In a script, you can supply the complete path, including the directory (folder) hierarchy and the name of the file. On MacOS X, it goes like this (if you are user "miep"):
do ("Read from file...", "/Users/miep/Sounds/Animals/miauw.aifc")
do ("Read from file...", "~/Sounds/Animals/miauw.aifc")
where "~" is the Unix way to refer to your home directory. If your file is on the desktop, the command would be:
do ("Read from file...", "/Users/miep/Desktop/miauw.aifc")
do ("Read from file...", "~/Desktop/miauw.aifc")
If your Sounds folder is on a USB drive called Miep, it would be:
do ("Read from file...", "/Volumes/Miep/Sounds/Animals/miauw.aifc")
Instead of these complete path names, you can use relative path names. These are taken as relative to the directory in which your script resides.
On MacOS X, a relative path name starts without a "/". So if your script is /Users/miep/Sounds/analysis.praat, the above line could be
do ("Read from file...", "Animals/miauw.aifc")
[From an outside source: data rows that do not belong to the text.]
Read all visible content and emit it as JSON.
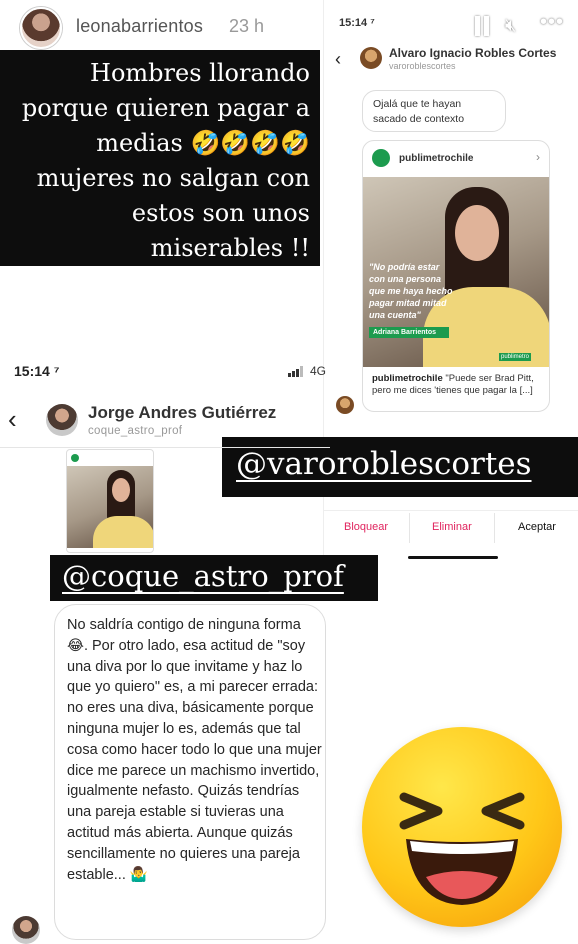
{
  "story": {
    "username": "leonabarrientos",
    "time": "23 h",
    "quote": "Hombres llorando porque quieren pagar a medias 🤣🤣🤣🤣 mujeres no salgan con estos son unos miserables !!"
  },
  "dm_request": {
    "status_time": "15:14 ⁷",
    "contact_name": "Alvaro Ignacio Robles Cortes",
    "contact_handle": "varoroblescortes",
    "message": "Ojalá que te hayan sacado de contexto",
    "shared_post": {
      "account": "publimetrochile",
      "image_caption": "\"No podría estar con una persona que me haya hecho pagar mitad mitad una cuenta\"",
      "image_name": "Adriana Barrientos",
      "image_brand": "publimetro",
      "caption_user": "publimetrochile",
      "caption_text": "\"Puede ser Brad Pitt, pero me dices 'tienes que pagar la [...]"
    },
    "actions": {
      "block": "Bloquear",
      "delete": "Eliminar",
      "accept": "Aceptar"
    }
  },
  "tags": {
    "varo": "@varoroblescortes",
    "coque": "@coque_astro_prof"
  },
  "jorge_chat": {
    "status_time": "15:14 ⁷",
    "network": "4G",
    "contact_name": "Jorge Andres Gutiérrez",
    "contact_handle": "coque_astro_prof",
    "message": "No saldría contigo de ninguna forma 😂. Por otro lado, esa actitud de \"soy una diva por lo que invitame y haz lo que yo quiero\" es, a mi parecer errada: no eres una diva, básicamente porque ninguna mujer lo es, además que tal cosa como hacer todo lo que una mujer dice me parece un machismo invertido, igualmente nefasto. Quizás tendrías una pareja estable si tuvieras una actitud más abierta. Aunque quizás sencillamente no quieres una pareja estable... 🤷‍♂️"
  },
  "sticker": "laughing-face-icon",
  "colors": {
    "tag_background": "#0d0d0d",
    "destructive_action": "#e0245e",
    "brand_green": "#1c9b4e",
    "emoji_yellow": "#ffc718"
  }
}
Finally, your script may not be in a directory above the directory from which you like to read, but in a directory on the side, like /Users/miep/scripts. The command would then read
do ("Read from file...", "../Animals/miauw.aifc")
Now you know all the ways to write the arguments of commands in a script line. If you dislike manually copying arguments from settings windows into your script, or if you are not sure whether something is a numeric or a string argument, you can use the history mechanism: choose Clear history from the Edit menu in your ScriptEditor, click your command button, edit the arguments, and click OK. The command will be executed. Then choose Paste history, and the command line, including the arguments, will appear in the ScriptEditor at the position of the text cursor. You can build whole new scripts on the basis of this mechanism.
© ppgb, April 6, 2013